> **Material to process**:
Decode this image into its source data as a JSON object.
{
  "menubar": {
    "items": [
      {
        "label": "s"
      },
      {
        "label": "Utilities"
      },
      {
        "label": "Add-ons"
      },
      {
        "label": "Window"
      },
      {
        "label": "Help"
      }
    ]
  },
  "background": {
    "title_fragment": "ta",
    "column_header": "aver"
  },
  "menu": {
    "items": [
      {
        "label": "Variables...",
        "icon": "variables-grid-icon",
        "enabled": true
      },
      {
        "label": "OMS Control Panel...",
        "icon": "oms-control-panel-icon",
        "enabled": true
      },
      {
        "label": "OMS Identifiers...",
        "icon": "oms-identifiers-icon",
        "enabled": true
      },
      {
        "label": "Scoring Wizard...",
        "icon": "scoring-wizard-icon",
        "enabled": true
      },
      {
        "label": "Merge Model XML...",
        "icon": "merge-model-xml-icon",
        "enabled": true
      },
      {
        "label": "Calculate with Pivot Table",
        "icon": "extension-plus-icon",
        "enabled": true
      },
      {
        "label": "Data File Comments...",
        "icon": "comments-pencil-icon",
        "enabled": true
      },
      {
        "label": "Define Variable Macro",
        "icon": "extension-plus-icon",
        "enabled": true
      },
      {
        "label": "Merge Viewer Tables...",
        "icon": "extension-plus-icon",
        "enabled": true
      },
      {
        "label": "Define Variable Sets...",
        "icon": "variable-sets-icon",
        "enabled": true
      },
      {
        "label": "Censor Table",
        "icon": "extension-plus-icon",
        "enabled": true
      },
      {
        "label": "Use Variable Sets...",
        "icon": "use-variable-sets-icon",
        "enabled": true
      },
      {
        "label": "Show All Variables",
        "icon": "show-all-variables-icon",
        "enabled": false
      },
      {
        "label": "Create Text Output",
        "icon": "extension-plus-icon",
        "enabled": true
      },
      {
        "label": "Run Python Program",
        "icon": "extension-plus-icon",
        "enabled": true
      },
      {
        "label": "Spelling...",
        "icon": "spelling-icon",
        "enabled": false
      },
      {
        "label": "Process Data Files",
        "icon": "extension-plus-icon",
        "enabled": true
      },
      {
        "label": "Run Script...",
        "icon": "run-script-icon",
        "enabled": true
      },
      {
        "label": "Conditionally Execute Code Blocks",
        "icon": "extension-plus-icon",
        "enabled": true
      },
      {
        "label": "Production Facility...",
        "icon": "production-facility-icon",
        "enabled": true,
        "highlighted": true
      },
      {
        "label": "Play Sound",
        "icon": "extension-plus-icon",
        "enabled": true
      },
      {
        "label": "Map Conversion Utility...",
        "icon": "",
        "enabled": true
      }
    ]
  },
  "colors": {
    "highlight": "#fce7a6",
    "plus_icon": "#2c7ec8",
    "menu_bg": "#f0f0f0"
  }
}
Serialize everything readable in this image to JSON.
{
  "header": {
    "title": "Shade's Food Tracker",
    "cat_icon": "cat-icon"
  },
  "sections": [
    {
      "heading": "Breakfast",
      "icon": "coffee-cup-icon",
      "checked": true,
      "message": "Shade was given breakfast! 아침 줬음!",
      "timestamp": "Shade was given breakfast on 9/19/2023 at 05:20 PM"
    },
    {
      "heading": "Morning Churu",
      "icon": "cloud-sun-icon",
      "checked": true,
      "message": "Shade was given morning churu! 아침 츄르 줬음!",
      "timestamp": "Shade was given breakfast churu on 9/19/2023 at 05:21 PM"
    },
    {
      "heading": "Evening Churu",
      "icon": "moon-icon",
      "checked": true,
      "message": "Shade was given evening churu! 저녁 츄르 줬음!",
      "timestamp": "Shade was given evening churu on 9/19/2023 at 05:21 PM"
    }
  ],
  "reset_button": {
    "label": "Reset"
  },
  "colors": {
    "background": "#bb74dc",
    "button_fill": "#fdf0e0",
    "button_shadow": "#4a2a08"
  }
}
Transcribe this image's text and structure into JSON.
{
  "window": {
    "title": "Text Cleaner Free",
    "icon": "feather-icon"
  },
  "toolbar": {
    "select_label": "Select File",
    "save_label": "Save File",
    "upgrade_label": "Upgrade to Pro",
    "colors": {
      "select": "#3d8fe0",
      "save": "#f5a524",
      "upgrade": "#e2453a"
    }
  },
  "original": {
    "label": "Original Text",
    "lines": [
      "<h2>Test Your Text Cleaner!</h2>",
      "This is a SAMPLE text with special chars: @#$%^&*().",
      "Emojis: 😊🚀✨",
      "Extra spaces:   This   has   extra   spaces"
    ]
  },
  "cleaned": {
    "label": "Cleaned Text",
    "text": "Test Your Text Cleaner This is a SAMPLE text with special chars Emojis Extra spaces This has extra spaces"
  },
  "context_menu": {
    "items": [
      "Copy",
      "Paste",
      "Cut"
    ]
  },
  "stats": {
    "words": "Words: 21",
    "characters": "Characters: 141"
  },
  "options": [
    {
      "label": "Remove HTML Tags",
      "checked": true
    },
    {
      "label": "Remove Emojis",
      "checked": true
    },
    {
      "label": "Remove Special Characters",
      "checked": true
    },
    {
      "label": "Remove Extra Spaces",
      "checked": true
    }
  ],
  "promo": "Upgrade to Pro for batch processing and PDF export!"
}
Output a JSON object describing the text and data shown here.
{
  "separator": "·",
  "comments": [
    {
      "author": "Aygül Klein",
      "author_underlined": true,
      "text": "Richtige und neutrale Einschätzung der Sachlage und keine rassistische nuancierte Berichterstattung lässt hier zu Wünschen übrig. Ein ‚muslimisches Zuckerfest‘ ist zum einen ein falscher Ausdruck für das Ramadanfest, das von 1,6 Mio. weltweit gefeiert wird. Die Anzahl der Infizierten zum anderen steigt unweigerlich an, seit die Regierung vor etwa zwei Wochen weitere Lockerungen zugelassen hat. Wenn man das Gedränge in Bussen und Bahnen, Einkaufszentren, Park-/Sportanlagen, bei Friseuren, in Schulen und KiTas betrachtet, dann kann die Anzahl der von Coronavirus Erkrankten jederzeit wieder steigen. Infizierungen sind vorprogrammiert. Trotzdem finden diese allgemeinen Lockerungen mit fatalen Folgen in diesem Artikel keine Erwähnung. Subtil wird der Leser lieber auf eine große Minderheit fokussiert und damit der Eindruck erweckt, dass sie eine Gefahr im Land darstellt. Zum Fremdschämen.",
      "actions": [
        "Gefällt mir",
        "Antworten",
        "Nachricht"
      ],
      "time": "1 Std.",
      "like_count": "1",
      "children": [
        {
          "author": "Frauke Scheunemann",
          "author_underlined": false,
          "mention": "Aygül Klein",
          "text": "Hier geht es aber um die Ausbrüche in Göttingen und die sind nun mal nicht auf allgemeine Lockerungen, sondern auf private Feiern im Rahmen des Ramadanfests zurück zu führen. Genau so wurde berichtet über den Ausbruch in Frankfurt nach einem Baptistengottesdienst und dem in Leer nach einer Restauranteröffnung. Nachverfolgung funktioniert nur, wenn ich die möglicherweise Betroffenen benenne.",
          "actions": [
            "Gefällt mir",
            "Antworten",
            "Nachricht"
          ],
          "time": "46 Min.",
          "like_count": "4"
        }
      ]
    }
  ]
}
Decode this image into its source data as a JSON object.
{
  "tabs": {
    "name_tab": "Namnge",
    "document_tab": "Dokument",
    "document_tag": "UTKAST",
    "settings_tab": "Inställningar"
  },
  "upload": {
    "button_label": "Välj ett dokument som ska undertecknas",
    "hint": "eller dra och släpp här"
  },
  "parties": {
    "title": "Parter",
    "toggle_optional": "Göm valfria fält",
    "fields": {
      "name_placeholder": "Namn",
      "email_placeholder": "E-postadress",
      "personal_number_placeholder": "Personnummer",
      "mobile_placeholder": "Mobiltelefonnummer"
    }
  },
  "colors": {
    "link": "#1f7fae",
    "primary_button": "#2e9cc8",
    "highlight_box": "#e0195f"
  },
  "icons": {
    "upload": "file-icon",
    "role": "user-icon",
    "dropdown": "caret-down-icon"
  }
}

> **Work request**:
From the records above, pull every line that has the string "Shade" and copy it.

> **Expected output**:
    "title": "Shade's Food Tracker",
      "message": "Shade was given breakfast! 아침 줬음!",
      "timestamp": "Shade was given breakfast on 9/19/2023 at 05:20 PM"
      "message": "Shade was given morning churu! 아침 츄르 줬음!",
      "timestamp": "Shade was given breakfast churu on 9/19/2023 at 05:21 PM"
      "message": "Shade was given evening churu! 저녁 츄르 줬음!",
      "timestamp": "Shade was given evening churu on 9/19/2023 at 05:21 PM"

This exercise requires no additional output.